To kick off Poetry Says for 2019 I take a look at Kate Lilley’s ‘Pastoral’ – a funny, biting poem about maths class, movies and refusing to write about the seasons. ‘Pastoral’ is from Kate’s 2018 book Tilt, which just took out the Victorian Premier’s Literary Award for poetry.Show notes
- I love a good list poem.
- I can’t define them.
- Stevens is probably a bad example.
- But I’m going to start there anyway.
- Wallace Stevens: Thirteen Ways of Looking at a List Poem
- Auden’s Funeral Blues
- Eloise Grills: Reading a list of celebrities who own islands as self-care
- James Waters: Impossible Images or; a list of things i cant describe
- Morgan Parker: 13 Ways of Looking at a Blk Girl
- Alex Selenitsch: 13 ways of looking at a magpie
Joel Deane writes poetry, fiction and non-fiction. In this conversation, Joel and I talk honestly about the place of poetry in between the commitments of daily life. We discuss honouring the compulsion to write without becoming ‘an absolute arsehole’, taking care of oneself in order to be able to do the work, the feeling of not fitting in, and working in cycles.
Our outro for this episode is the beautiful track ‘Peculiar’ from the album ‘Up here’ by Joel’s sister Camille Dean.
Five months before her death, Sylvia Plath wrote to her mother that her bee sequence included ‘the best poems of my life’. But these aren’t the poems we remember her for. These are my thoughts on Plath’s long shadow (and my unsolicited beekeeping tips).
As promised, here’s the person-sized swarm that inspired this episode:
I suspect this chat with A.J. Carruthers about experimental poetry in Australia will kick start your next poem. We cover a lot of ground, from defining sound poetry to whether experimental work needs more recognition. But my favourite moment is when A.J. says: ‘Poetry is not a profession. It doesn’t profess, but it does. It’s about doing and about being with.’
My incredibly late take on the movie Paterson and a look at Paterson, the poem. Does it matter that William Carlos Williams’ women are often merely decorative? That one of his most famous poems is about stealing his wife’s breakfast? And should Jim Jarmusch have done better by his female lead?
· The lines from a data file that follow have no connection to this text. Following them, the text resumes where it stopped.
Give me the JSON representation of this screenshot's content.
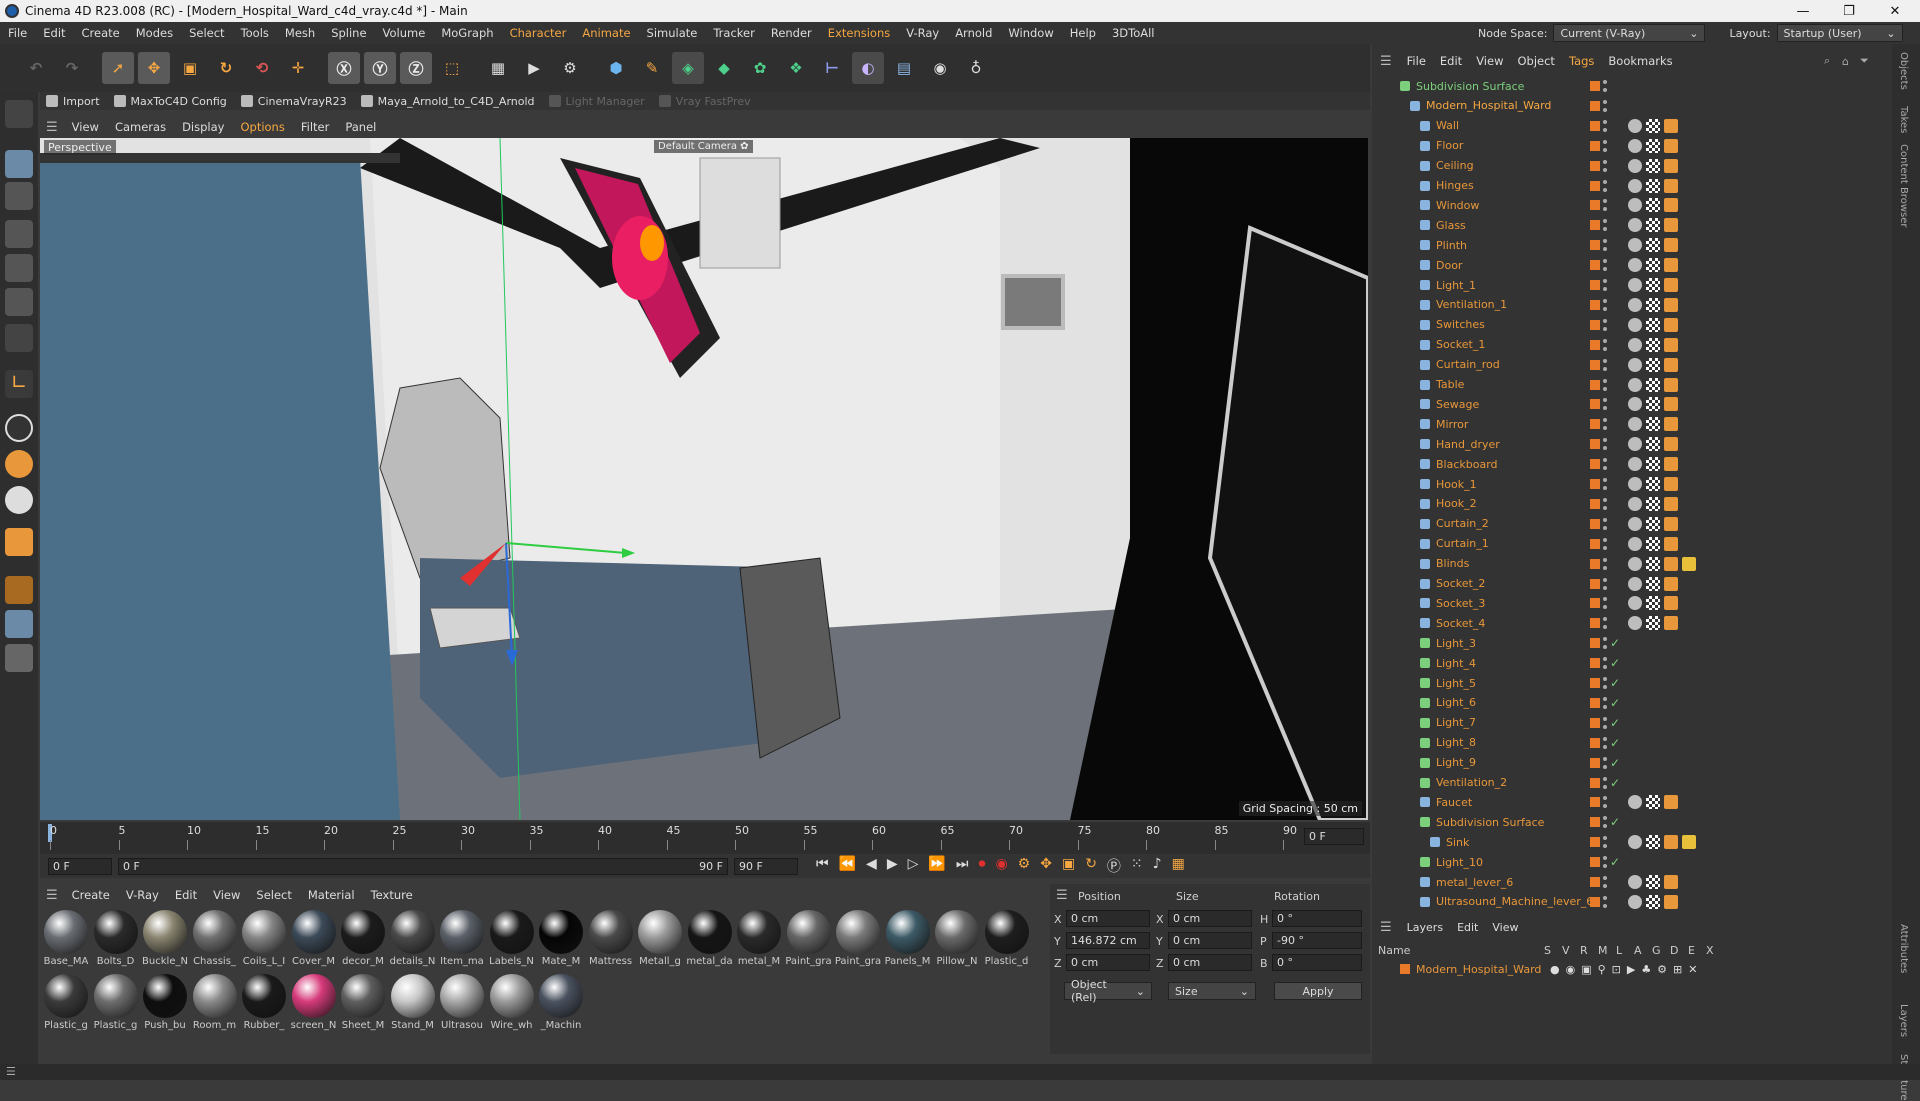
{
  "titlebar": {
    "title": "Cinema 4D R23.008 (RC) - [Modern_Hospital_Ward_c4d_vray.c4d *] - Main",
    "minimize": "—",
    "restore": "❐",
    "close": "✕"
  },
  "menu": [
    "File",
    "Edit",
    "Create",
    "Modes",
    "Select",
    "Tools",
    "Mesh",
    "Spline",
    "Volume",
    "MoGraph",
    "Character",
    "Animate",
    "Simulate",
    "Tracker",
    "Render",
    "Extensions",
    "V-Ray",
    "Arnold",
    "Window",
    "Help",
    "3DToAll"
  ],
  "menu_highlight": [
    "Character",
    "Animate",
    "Extensions"
  ],
  "nodespace": {
    "label": "Node Space:",
    "value": "Current (V-Ray)",
    "layout_label": "Layout:",
    "layout_value": "Startup (User)"
  },
  "shelf": [
    {
      "label": "Import",
      "dim": false
    },
    {
      "label": "MaxToC4D Config",
      "dim": false
    },
    {
      "label": "CinemaVrayR23",
      "dim": false
    },
    {
      "label": "Maya_Arnold_to_C4D_Arnold",
      "dim": false
    },
    {
      "label": "Light Manager",
      "dim": true
    },
    {
      "label": "Vray FastPrev",
      "dim": true
    }
  ],
  "viewport_menu": [
    "View",
    "Cameras",
    "Display",
    "Options",
    "Filter",
    "Panel"
  ],
  "viewport": {
    "name": "Perspective",
    "camera": "Default Camera ✿",
    "grid": "Grid Spacing : 50 cm"
  },
  "timeline": {
    "ticks": [
      "0",
      "5",
      "10",
      "15",
      "20",
      "25",
      "30",
      "35",
      "40",
      "45",
      "50",
      "55",
      "60",
      "65",
      "70",
      "75",
      "80",
      "85",
      "90"
    ],
    "end_field": "0 F"
  },
  "transport": {
    "start": "0 F",
    "current": "0 F",
    "end": "90 F",
    "end2": "90 F"
  },
  "material_menu": [
    "Create",
    "V-Ray",
    "Edit",
    "View",
    "Select",
    "Material",
    "Texture"
  ],
  "materials": [
    {
      "name": "Base_MA",
      "color": "#6a6e74"
    },
    {
      "name": "Bolts_D",
      "color": "#2a2a2a"
    },
    {
      "name": "Buckle_N",
      "color": "#8a8570"
    },
    {
      "name": "Chassis_",
      "color": "#707070"
    },
    {
      "name": "Coils_L_I",
      "color": "#858585"
    },
    {
      "name": "Cover_M",
      "color": "#3c4a58"
    },
    {
      "name": "decor_M",
      "color": "#1c1c1c"
    },
    {
      "name": "details_N",
      "color": "#4a4a4a"
    },
    {
      "name": "Item_ma",
      "color": "#5a6068"
    },
    {
      "name": "Labels_N",
      "color": "#1a1a1a"
    },
    {
      "name": "Mate_M",
      "color": "#050505"
    },
    {
      "name": "Mattress",
      "color": "#4a4a4a"
    },
    {
      "name": "Metall_g",
      "color": "#9a9a9a"
    },
    {
      "name": "metal_da",
      "color": "#151515"
    },
    {
      "name": "metal_M",
      "color": "#2a2a2a"
    },
    {
      "name": "Paint_gra",
      "color": "#666666"
    },
    {
      "name": "Paint_gra",
      "color": "#7a7a7a"
    },
    {
      "name": "Panels_M",
      "color": "#3c5a66"
    },
    {
      "name": "Pillow_N",
      "color": "#6a6a6a"
    },
    {
      "name": "Plastic_d",
      "color": "#1e1e1e"
    },
    {
      "name": "Plastic_g",
      "color": "#3a3a3a"
    },
    {
      "name": "Plastic_g",
      "color": "#6e6e6e"
    },
    {
      "name": "Push_bu",
      "color": "#0e0e0e"
    },
    {
      "name": "Room_m",
      "color": "#8a8a8a"
    },
    {
      "name": "Rubber_",
      "color": "#1a1a1a"
    },
    {
      "name": "screen_N",
      "color": "#d63a7a"
    },
    {
      "name": "Sheet_M",
      "color": "#5e5e5e"
    },
    {
      "name": "Stand_M",
      "color": "#c8c8c8"
    },
    {
      "name": "Ultrasou",
      "color": "#a8a8a8"
    },
    {
      "name": "Wire_wh",
      "color": "#9a9a9a"
    },
    {
      "name": "_Machin",
      "color": "#4a5260"
    }
  ],
  "coords": {
    "headers": [
      "Position",
      "Size",
      "Rotation"
    ],
    "rows": [
      {
        "axis": "X",
        "pos": "0 cm",
        "size_axis": "X",
        "size": "0 cm",
        "rot_axis": "H",
        "rot": "0 °"
      },
      {
        "axis": "Y",
        "pos": "146.872 cm",
        "size_axis": "Y",
        "size": "0 cm",
        "rot_axis": "P",
        "rot": "-90 °"
      },
      {
        "axis": "Z",
        "pos": "0 cm",
        "size_axis": "Z",
        "size": "0 cm",
        "rot_axis": "B",
        "rot": "0 °"
      }
    ],
    "mode": "Object (Rel)",
    "size_mode": "Size",
    "apply": "Apply"
  },
  "objmgr_menu": [
    "File",
    "Edit",
    "View",
    "Object",
    "Tags",
    "Bookmarks"
  ],
  "objects": [
    {
      "name": "Subdivision Surface",
      "indent": 0,
      "type": "light",
      "tags": 0,
      "check": false
    },
    {
      "name": "Modern_Hospital_Ward",
      "indent": 1,
      "type": "null",
      "tags": 0,
      "check": false
    },
    {
      "name": "Wall",
      "indent": 2,
      "type": "mesh",
      "tags": 3,
      "check": false
    },
    {
      "name": "Floor",
      "indent": 2,
      "type": "mesh",
      "tags": 3,
      "check": false
    },
    {
      "name": "Ceiling",
      "indent": 2,
      "type": "mesh",
      "tags": 3,
      "check": false
    },
    {
      "name": "Hinges",
      "indent": 2,
      "type": "mesh",
      "tags": 3,
      "check": false
    },
    {
      "name": "Window",
      "indent": 2,
      "type": "mesh",
      "tags": 3,
      "check": false
    },
    {
      "name": "Glass",
      "indent": 2,
      "type": "mesh",
      "tags": 3,
      "check": false
    },
    {
      "name": "Plinth",
      "indent": 2,
      "type": "mesh",
      "tags": 3,
      "check": false
    },
    {
      "name": "Door",
      "indent": 2,
      "type": "mesh",
      "tags": 3,
      "check": false
    },
    {
      "name": "Light_1",
      "indent": 2,
      "type": "mesh",
      "tags": 3,
      "check": false
    },
    {
      "name": "Ventilation_1",
      "indent": 2,
      "type": "mesh",
      "tags": 3,
      "check": false
    },
    {
      "name": "Switches",
      "indent": 2,
      "type": "mesh",
      "tags": 3,
      "check": false
    },
    {
      "name": "Socket_1",
      "indent": 2,
      "type": "mesh",
      "tags": 3,
      "check": false
    },
    {
      "name": "Curtain_rod",
      "indent": 2,
      "type": "mesh",
      "tags": 3,
      "check": false
    },
    {
      "name": "Table",
      "indent": 2,
      "type": "mesh",
      "tags": 3,
      "check": false
    },
    {
      "name": "Sewage",
      "indent": 2,
      "type": "mesh",
      "tags": 3,
      "check": false
    },
    {
      "name": "Mirror",
      "indent": 2,
      "type": "mesh",
      "tags": 3,
      "check": false
    },
    {
      "name": "Hand_dryer",
      "indent": 2,
      "type": "mesh",
      "tags": 3,
      "check": false
    },
    {
      "name": "Blackboard",
      "indent": 2,
      "type": "mesh",
      "tags": 3,
      "check": false
    },
    {
      "name": "Hook_1",
      "indent": 2,
      "type": "mesh",
      "tags": 3,
      "check": false
    },
    {
      "name": "Hook_2",
      "indent": 2,
      "type": "mesh",
      "tags": 3,
      "check": false
    },
    {
      "name": "Curtain_2",
      "indent": 2,
      "type": "mesh",
      "tags": 3,
      "check": false
    },
    {
      "name": "Curtain_1",
      "indent": 2,
      "type": "mesh",
      "tags": 3,
      "check": false
    },
    {
      "name": "Blinds",
      "indent": 2,
      "type": "mesh",
      "tags": 4,
      "check": false
    },
    {
      "name": "Socket_2",
      "indent": 2,
      "type": "mesh",
      "tags": 3,
      "check": false
    },
    {
      "name": "Socket_3",
      "indent": 2,
      "type": "mesh",
      "tags": 3,
      "check": false
    },
    {
      "name": "Socket_4",
      "indent": 2,
      "type": "mesh",
      "tags": 3,
      "check": false
    },
    {
      "name": "Light_3",
      "indent": 2,
      "type": "light",
      "tags": 0,
      "check": true
    },
    {
      "name": "Light_4",
      "indent": 2,
      "type": "light",
      "tags": 0,
      "check": true
    },
    {
      "name": "Light_5",
      "indent": 2,
      "type": "light",
      "tags": 0,
      "check": true
    },
    {
      "name": "Light_6",
      "indent": 2,
      "type": "light",
      "tags": 0,
      "check": true
    },
    {
      "name": "Light_7",
      "indent": 2,
      "type": "light",
      "tags": 0,
      "check": true
    },
    {
      "name": "Light_8",
      "indent": 2,
      "type": "light",
      "tags": 0,
      "check": true
    },
    {
      "name": "Light_9",
      "indent": 2,
      "type": "light",
      "tags": 0,
      "check": true
    },
    {
      "name": "Ventilation_2",
      "indent": 2,
      "type": "light",
      "tags": 0,
      "check": true
    },
    {
      "name": "Faucet",
      "indent": 2,
      "type": "mesh",
      "tags": 3,
      "check": false
    },
    {
      "name": "Subdivision Surface",
      "indent": 2,
      "type": "light",
      "tags": 0,
      "check": true
    },
    {
      "name": "Sink",
      "indent": 3,
      "type": "mesh",
      "tags": 4,
      "check": false
    },
    {
      "name": "Light_10",
      "indent": 2,
      "type": "light",
      "tags": 0,
      "check": true
    },
    {
      "name": "metal_lever_6",
      "indent": 2,
      "type": "mesh",
      "tags": 3,
      "check": false
    },
    {
      "name": "Ultrasound_Machine_lever_6",
      "indent": 2,
      "type": "mesh",
      "tags": 3,
      "check": false
    }
  ],
  "layers": {
    "menu": [
      "Layers",
      "Edit",
      "View"
    ],
    "columns": [
      "Name",
      "S",
      "V",
      "R",
      "M",
      "L",
      "A",
      "G",
      "D",
      "E",
      "X"
    ],
    "row": "Modern_Hospital_Ward"
  },
  "right_tabs": [
    "Objects",
    "Takes",
    "Content Browser",
    "Attributes",
    "Layers",
    "Structure"
  ],
  "colors": {
    "accent": "#f5a742",
    "object_name": "#e8973a",
    "vis_dot": "#e87a2a",
    "check": "#7cd07c"
  }
}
I spoke with Petra White as she was preparing to leave Melbourne for London about her books Reading for a Quiet Morning (GloriaSMH Press, 2017) and A Hunger (John Leonard Press, 2014). We also covered whether it’s interesting to write about motherhood, the impossibility of writing at the office, and that one time I met Petra at Collected Works (and couldn’t remember the title of that poem of hers I liked).
Maybe it’s just me, but I think there’s some overlap between Ashbery’s Some Trees David Herd’s 3 notes towards a love song (from his book All Just). Both are something like love poems that also allow for things ‘to be difficult between us’.
Another shoutout here to Al Filries and the ModPo gang for introducing me to Some Trees all those years ago. (And check out David Herd’s John Ashbery’s Humane Abstractions for a better explanation of his ideas on ‘dislocated space’.)
I’ve been on Grant Caldwell’s trail since I came across his poem ‘I am not the trick of the flower’ over a decade ago. In this episode I track him down at the University of Melbourne to finally ask him about this poem along with things like writing from the position of the ‘privileged white male’ and whether it matters if our work ever sees the light of day.
- Grant’s new and selected Reflections of a Temporary Self published by Collective Effort Press (which includes ‘I am not the trick of the flower’)
- Intention and Unintention or the Hyperconscious in Contemporary Lyric Impulse published by Arcadia
- Ian McBryde
- Myron Lysenko
- Grant’s review of Unusual Work 18